Data extract: Begin

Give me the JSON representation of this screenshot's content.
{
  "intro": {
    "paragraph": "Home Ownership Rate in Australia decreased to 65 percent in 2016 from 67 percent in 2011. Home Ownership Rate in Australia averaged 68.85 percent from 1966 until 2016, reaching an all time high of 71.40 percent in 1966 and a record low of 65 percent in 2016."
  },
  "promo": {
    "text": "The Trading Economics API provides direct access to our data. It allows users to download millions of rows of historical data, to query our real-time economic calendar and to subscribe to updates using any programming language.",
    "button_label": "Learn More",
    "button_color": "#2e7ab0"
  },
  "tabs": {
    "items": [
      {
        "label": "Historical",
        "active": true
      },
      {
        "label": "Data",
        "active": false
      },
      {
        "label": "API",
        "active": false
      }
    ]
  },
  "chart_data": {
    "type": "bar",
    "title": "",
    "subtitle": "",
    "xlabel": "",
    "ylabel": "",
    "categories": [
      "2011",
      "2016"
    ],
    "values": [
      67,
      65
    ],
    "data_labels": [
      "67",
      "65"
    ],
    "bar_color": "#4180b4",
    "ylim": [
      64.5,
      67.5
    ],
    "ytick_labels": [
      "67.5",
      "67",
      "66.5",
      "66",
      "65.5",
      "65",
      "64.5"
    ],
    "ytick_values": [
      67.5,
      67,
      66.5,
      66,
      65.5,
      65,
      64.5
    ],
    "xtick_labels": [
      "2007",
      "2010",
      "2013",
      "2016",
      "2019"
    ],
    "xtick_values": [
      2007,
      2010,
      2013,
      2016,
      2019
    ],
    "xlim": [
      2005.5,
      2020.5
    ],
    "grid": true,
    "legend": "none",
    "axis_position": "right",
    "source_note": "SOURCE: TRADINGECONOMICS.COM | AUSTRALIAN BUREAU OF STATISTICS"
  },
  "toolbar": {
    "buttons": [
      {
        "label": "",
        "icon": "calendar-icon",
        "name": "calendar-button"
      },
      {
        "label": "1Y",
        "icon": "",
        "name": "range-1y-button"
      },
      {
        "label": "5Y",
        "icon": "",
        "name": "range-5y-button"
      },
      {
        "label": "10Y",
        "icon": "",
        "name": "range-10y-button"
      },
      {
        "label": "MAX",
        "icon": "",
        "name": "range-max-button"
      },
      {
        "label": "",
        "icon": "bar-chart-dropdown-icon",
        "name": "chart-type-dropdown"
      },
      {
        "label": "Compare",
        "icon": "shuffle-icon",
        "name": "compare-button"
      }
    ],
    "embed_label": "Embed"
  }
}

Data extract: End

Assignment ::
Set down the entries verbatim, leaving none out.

Reply ::
Give me the JSON representation of this screenshot's content.
{
  "intro": {
    "paragraph": "Home Ownership Rate in Australia decreased to 65 percent in 2016 from 67 percent in 2011. Home Ownership Rate in Australia averaged 68.85 percent from 1966 until 2016, reaching an all time high of 71.40 percent in 1966 and a record low of 65 percent in 2016."
  },
  "promo": {
    "text": "The Trading Economics API provides direct access to our data. It allows users to download millions of rows of historical data, to query our real-time economic calendar and to subscribe to updates using any programming language.",
    "button_label": "Learn More",
    "button_color": "#2e7ab0"
  },
  "tabs": {
    "items": [
      {
        "label": "Historical",
        "active": true
      },
      {
        "label": "Data",
        "active": false
      },
      {
        "label": "API",
        "active": false
      }
    ]
  },
  "chart_data": {
    "type": "bar",
    "title": "",
    "subtitle": "",
    "xlabel": "",
    "ylabel": "",
    "categories": [
      "2011",
      "2016"
    ],
    "values": [
      67,
      65
    ],
    "data_labels": [
      "67",
      "65"
    ],
    "bar_color": "#4180b4",
    "ylim": [
      64.5,
      67.5
    ],
    "ytick_labels": [
      "67.5",
      "67",
      "66.5",
      "66",
      "65.5",
      "65",
      "64.5"
    ],
    "ytick_values": [
      67.5,
      67,
      66.5,
      66,
      65.5,
      65,
      64.5
    ],
    "xtick_labels": [
      "2007",
      "2010",
      "2013",
      "2016",
      "2019"
    ],
    "xtick_values": [
      2007,
      2010,
      2013,
      2016,
      2019
    ],
    "xlim": [
      2005.5,
      2020.5
    ],
    "grid": true,
    "legend": "none",
    "axis_position": "right",
    "source_note": "SOURCE: TRADINGECONOMICS.COM | AUSTRALIAN BUREAU OF STATISTICS"
  },
  "toolbar": {
    "buttons": [
      {
        "label": "",
        "icon": "calendar-icon",
        "name": "calendar-button"
      },
      {
        "label": "1Y",
        "icon": "",
        "name": "range-1y-button"
      },
      {
        "label": "5Y",
        "icon": "",
        "name": "range-5y-button"
      },
      {
        "label": "10Y",
        "icon": "",
        "name": "range-10y-button"
      },
      {
        "label": "MAX",
        "icon": "",
        "name": "range-max-button"
      },
      {
        "label": "",
        "icon": "bar-chart-dropdown-icon",
        "name": "chart-type-dropdown"
      },
      {
        "label": "Compare",
        "icon": "shuffle-icon",
        "name": "compare-button"
      }
    ],
    "embed_label": "Embed"
  }
}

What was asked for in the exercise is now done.